While Spencer explained how to go about getting to protest, some property owners might not know what they can protest. Information on the GCAD website says people can protest the following:

• Excessive value — if you believe the appraisal district’s value on your home is too high;

• Unequal appraisal — if you believe the appraisal district appraised your home at a higher proportion of its value, than most properties;

• Failure to grant exemptions — if the chief appraiser denied your exemption application;

• Failure to provide notice — if the appraisal district failed to provide notice that the value of your home changed.

The information on the website also says that property owners should make sure to file their protest by the deadline on the notice.

If the notice does not contain a deadline, property owners must file the protest by May 31 or no later than 30 days after the date on the notice, whichever is later.

The Appraisal Review Board shall provide for an evening or a weekend hearing. The ARB is a group of impartial people who listen to both the property owner and the appraiser. The ARB may adjust values based on the evidence presented during the hearing.

Fourteen days before the ARB hearing, the appraisal district should mail the appealing property owner a copy of the comptroller pamphlet explaining the appealing party’s remedies and a copy of the ARB procedures. It also sends a statement advising that the appealing party has the right to inspect and obtain a copy of any information the Appraisal District plans to introduce at the hearing.

Those who plan to appeal should plan to spend some time at the Appraisal District Office or to pay for copies of records. Those who are appealing have the right to inspect and obtain copies of all of the pertinent records.

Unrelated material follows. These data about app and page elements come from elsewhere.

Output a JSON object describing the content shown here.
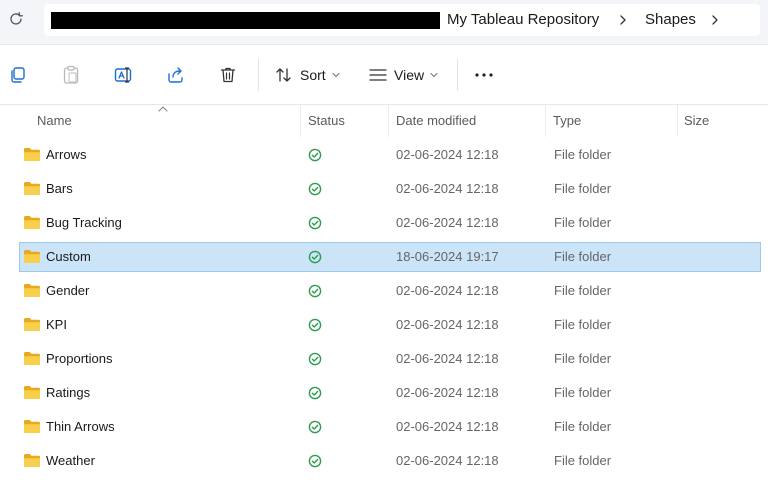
{
  "address": {
    "crumbs": [
      "My Tableau Repository",
      "Shapes"
    ]
  },
  "toolbar": {
    "sort_label": "Sort",
    "view_label": "View",
    "more_label": "..."
  },
  "columns": {
    "name": "Name",
    "status": "Status",
    "date_modified": "Date modified",
    "type": "Type",
    "size": "Size"
  },
  "files": [
    {
      "name": "Arrows",
      "date": "02-06-2024 12:18",
      "type": "File folder",
      "selected": false
    },
    {
      "name": "Bars",
      "date": "02-06-2024 12:18",
      "type": "File folder",
      "selected": false
    },
    {
      "name": "Bug Tracking",
      "date": "02-06-2024 12:18",
      "type": "File folder",
      "selected": false
    },
    {
      "name": "Custom",
      "date": "18-06-2024 19:17",
      "type": "File folder",
      "selected": true
    },
    {
      "name": "Gender",
      "date": "02-06-2024 12:18",
      "type": "File folder",
      "selected": false
    },
    {
      "name": "KPI",
      "date": "02-06-2024 12:18",
      "type": "File folder",
      "selected": false
    },
    {
      "name": "Proportions",
      "date": "02-06-2024 12:18",
      "type": "File folder",
      "selected": false
    },
    {
      "name": "Ratings",
      "date": "02-06-2024 12:18",
      "type": "File folder",
      "selected": false
    },
    {
      "name": "Thin Arrows",
      "date": "02-06-2024 12:18",
      "type": "File folder",
      "selected": false
    },
    {
      "name": "Weather",
      "date": "02-06-2024 12:18",
      "type": "File folder",
      "selected": false
    }
  ],
  "colors": {
    "selection_bg": "#cce4f7",
    "status_green": "#2e9d4f",
    "folder_yellow": "#f4c542"
  },
  "icons": {
    "refresh": "refresh-icon",
    "copy": "copy-icon",
    "paste": "paste-icon",
    "rename": "rename-icon",
    "share": "share-icon",
    "delete": "delete-icon",
    "sort": "sort-icon",
    "view": "view-icon",
    "more": "more-icon",
    "folder": "folder-icon",
    "status": "sync-ok-icon"
  }
}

The costs for copies for homeowners may not, by law, exceed $15 per property appeal.

The information provided on GCAD’s site says those who are appealing their appraisal should make enough copies of their presentation so that every member of the ARB may have one.

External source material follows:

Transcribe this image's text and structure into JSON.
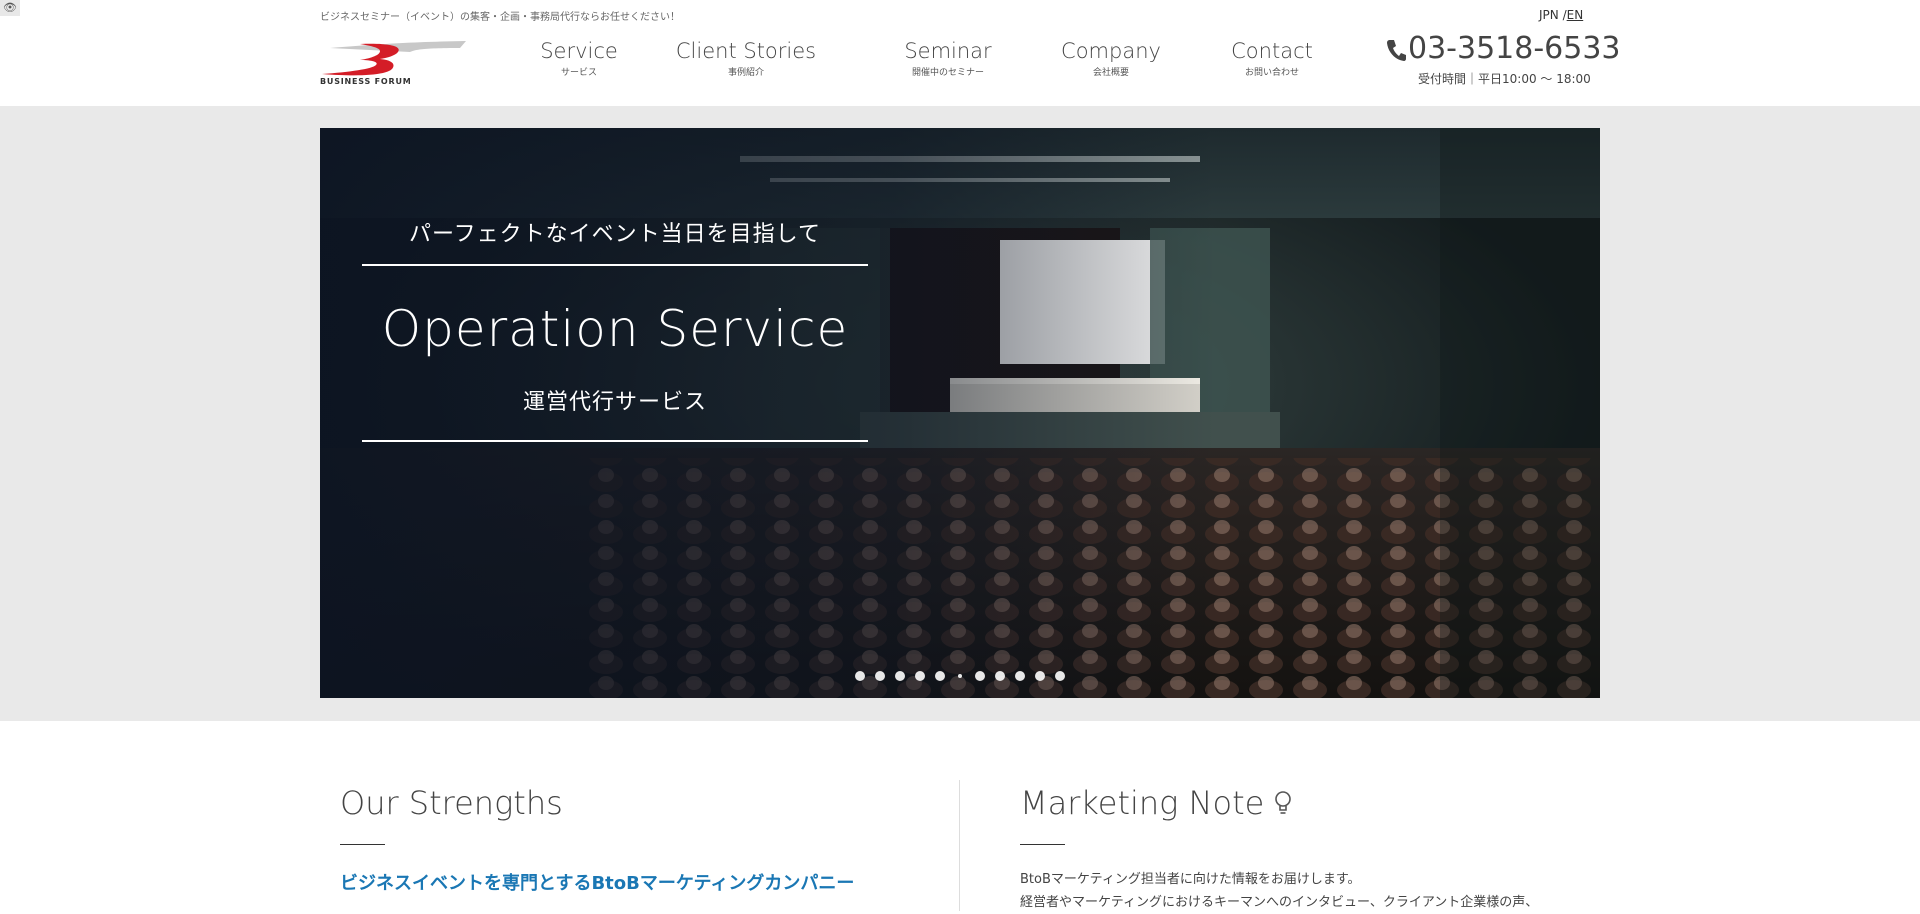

“Be on time and be prepared for your hearing,” the information advised.

Property owners will be allowed to present evidence, examine witnesses and state his or her opinion of the property value. GCAD’s representative will be allowed to cross-examine the property owner, agent or representative and any witnesses. They will also present evidence, examine witnesses and state an opinion about the property values. The property owner may then cross-examine the GCAD’s witnesses. Neither side may question the ARB members. Both sides are allowed to present rebuttal evidence and closing arguments. After that, the ARB will deliberate and vote on each matter. The decision will then be announced.

The information said it is important to remember that the date of the appraisal is Jan. 1. Those appealing an appraisal should make sure to include in the appeal, changes made before Jan. 1 but not anything that happened after Jan. 1.

Be sure to bring evidence of anything that would detract from the value of the home, like a cracked slab, fire or repairs that need to be made. Also be sure, the GCAD site says, to check the measurements of your home to make sure that the ones the GCAD had match. Also make sure the GCAD has the right amenities, and review the home sales the GCAD used to calculate the value of the home in question.

If the GCAD fails to prove the value of a home by a preponderance of evidence, then the ARB must side with the appealing property owner. Property owners may present the ARB with an independent appraisal done on the home. If such an appraisal is presented, the GCAD must prove the value of the home’s value by clear and convincing evidence, which is a higher burden of proof.

If a homeowner is still unsatisfied after the ARB issues its decision, the homeowner can consider binding arbitration, sewing in district court or State Office of Administrative Hearings.

Property owners will have to make a partial payment of taxes before the delinquency date. The GCAD information said the amount due is generally the amount of the tax not in dispute.

For more information about appealing an appraised value, please see